Dublin Core


"Where are you going to, my pretty Maid?"


"Where are you going to, my pretty Maid?"
"I'm going a-voting, Sir," she said.
"And who shall you vote for, my pretty Maid?"
That Duck in plus fours, kind sir," she said.

[Image: Illustrator Donald McGill's postcards proved hugely popular with seaside holidaymakers.

The two postcards of this kind in the collection comment on the passing of the Equal Franchise Act in 1928, the moment when men and women could vote on equal terms. Superficially the postcards are just a bit of fun, but in reality they are evidence of long held misogynistic (the hatred or belittling of women) assumptions about how and why women would vote.

This postcard pictures a long held delusion about women's voting intentions. Namely, that politics was complicated, women were too superficial to understand it, and consequently they would just vote for the best looking man.
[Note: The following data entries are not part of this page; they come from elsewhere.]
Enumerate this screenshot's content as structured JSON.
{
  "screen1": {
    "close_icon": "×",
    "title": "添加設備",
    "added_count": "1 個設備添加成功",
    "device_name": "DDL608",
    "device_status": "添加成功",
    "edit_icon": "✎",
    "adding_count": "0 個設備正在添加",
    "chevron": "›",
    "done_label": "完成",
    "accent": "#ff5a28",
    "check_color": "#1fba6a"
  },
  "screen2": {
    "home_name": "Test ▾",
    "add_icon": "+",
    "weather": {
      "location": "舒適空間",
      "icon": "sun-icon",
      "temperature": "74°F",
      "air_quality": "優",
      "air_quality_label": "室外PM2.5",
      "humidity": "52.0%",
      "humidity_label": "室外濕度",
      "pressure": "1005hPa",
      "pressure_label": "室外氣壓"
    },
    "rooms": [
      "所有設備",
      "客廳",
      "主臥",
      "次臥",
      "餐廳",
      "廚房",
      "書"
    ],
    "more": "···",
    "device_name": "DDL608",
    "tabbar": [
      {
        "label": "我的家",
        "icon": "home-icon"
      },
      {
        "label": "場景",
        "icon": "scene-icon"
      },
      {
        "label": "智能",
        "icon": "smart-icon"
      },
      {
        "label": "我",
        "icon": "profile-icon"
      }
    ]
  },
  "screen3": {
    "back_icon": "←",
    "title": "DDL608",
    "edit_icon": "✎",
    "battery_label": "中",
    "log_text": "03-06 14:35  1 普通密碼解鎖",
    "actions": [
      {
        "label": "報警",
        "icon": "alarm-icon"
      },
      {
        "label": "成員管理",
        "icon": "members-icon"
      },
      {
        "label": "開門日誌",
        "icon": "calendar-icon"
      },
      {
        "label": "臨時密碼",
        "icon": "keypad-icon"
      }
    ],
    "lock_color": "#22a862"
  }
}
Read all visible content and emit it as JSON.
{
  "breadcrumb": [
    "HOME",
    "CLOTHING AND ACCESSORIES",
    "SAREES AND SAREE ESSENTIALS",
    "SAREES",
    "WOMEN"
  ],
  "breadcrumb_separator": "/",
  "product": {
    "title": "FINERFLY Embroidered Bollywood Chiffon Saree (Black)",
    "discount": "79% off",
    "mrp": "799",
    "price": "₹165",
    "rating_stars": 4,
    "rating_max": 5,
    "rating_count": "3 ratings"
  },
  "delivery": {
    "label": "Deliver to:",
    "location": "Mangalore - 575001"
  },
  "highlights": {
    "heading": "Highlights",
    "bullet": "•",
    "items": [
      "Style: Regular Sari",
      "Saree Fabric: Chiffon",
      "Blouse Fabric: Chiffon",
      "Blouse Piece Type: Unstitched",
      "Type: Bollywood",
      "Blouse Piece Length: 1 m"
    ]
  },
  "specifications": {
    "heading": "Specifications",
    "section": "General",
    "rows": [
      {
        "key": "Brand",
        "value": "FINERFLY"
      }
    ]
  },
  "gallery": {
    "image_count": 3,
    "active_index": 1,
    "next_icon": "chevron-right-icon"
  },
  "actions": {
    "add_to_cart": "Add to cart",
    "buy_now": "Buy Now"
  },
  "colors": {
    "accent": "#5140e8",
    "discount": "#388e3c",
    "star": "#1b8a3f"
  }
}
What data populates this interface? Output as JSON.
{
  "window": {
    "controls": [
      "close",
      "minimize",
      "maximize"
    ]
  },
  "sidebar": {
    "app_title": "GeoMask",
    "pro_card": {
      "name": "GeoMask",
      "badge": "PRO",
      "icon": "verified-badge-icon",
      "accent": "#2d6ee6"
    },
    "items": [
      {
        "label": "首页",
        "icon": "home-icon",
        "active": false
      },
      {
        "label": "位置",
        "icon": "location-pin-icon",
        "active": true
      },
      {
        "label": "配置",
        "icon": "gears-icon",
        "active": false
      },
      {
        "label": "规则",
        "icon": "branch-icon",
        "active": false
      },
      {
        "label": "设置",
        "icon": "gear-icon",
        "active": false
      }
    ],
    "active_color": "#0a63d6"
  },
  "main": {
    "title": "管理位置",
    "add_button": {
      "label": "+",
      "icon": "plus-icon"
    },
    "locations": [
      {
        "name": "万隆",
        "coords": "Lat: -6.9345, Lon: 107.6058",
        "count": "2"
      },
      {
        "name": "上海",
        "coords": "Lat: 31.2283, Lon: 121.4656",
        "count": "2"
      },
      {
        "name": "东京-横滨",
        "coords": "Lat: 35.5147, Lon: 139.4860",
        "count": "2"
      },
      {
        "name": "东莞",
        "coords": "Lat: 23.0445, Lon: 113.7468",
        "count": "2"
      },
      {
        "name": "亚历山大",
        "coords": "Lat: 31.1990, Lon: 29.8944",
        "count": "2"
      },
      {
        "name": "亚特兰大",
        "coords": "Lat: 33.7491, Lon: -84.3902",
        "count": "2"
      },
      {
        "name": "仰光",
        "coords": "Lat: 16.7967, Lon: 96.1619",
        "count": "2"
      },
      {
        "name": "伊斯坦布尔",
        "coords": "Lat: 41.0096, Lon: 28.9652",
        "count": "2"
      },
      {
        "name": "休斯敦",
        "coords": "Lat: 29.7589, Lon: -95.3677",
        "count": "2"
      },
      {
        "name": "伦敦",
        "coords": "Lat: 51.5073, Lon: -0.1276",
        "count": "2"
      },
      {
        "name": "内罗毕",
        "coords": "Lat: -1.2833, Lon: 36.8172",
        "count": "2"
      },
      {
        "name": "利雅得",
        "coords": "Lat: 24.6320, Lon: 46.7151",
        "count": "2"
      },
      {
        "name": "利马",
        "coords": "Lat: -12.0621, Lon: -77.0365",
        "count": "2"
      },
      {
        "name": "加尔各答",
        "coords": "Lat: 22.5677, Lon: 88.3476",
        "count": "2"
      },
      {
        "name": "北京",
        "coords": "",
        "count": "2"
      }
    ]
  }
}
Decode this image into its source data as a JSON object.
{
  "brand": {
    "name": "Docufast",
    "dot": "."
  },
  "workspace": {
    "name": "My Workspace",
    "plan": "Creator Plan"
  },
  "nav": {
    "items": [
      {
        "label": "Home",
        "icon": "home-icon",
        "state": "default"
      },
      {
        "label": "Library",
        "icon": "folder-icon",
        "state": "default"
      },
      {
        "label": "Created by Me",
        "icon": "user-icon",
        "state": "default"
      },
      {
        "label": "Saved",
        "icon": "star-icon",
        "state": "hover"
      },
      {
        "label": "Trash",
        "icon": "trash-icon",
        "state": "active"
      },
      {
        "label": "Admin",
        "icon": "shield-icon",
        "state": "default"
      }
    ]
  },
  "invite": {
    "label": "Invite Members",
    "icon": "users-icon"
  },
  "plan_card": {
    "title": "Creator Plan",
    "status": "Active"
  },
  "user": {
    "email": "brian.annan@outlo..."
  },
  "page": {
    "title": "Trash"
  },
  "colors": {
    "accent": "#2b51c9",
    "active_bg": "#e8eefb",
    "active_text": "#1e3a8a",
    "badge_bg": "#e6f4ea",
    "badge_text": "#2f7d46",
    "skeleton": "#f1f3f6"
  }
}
Thus the "pretty Maid" informs the man (a candidate in the election, his poster is shown far right) that she will be voting for the handsome Binks, the "Duck in the plus fours."]


Donald McGill


People's History Museum, https://phm.org.uk/


Stourbridge, London




Where are you going to, my pretty Maid?.jpeg


Donald McGill, “"Where are you going to, my pretty Maid?",” The Suffrage Postcard Project, accessed April 23, 2024, https://thesuffragepostcardproject.omeka.net/items/show/1167.